■ **To do**
For the word "Romeo", report how many lines of the records below contain it, and nothing more.

■ **Data**
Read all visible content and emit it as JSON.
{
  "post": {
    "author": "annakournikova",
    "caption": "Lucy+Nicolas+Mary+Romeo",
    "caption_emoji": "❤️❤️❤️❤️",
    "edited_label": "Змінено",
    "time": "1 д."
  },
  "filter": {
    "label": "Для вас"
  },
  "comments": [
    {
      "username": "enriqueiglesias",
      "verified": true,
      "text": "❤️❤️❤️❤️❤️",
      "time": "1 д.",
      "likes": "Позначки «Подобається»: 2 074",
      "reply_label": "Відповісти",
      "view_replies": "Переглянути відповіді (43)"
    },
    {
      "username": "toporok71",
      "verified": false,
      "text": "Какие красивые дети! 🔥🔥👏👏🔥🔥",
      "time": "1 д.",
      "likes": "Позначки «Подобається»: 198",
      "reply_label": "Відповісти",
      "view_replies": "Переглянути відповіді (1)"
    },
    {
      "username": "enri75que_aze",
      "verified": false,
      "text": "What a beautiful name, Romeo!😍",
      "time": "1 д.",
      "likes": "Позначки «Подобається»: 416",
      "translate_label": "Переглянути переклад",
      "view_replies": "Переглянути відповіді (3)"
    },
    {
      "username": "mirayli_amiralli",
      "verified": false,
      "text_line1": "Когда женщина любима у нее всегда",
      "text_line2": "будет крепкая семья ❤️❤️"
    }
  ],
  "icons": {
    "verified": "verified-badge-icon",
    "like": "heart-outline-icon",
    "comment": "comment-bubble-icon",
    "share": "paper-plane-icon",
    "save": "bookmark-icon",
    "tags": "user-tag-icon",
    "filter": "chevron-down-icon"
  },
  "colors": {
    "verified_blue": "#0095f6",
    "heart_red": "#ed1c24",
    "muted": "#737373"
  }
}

■ **Exercise result**
2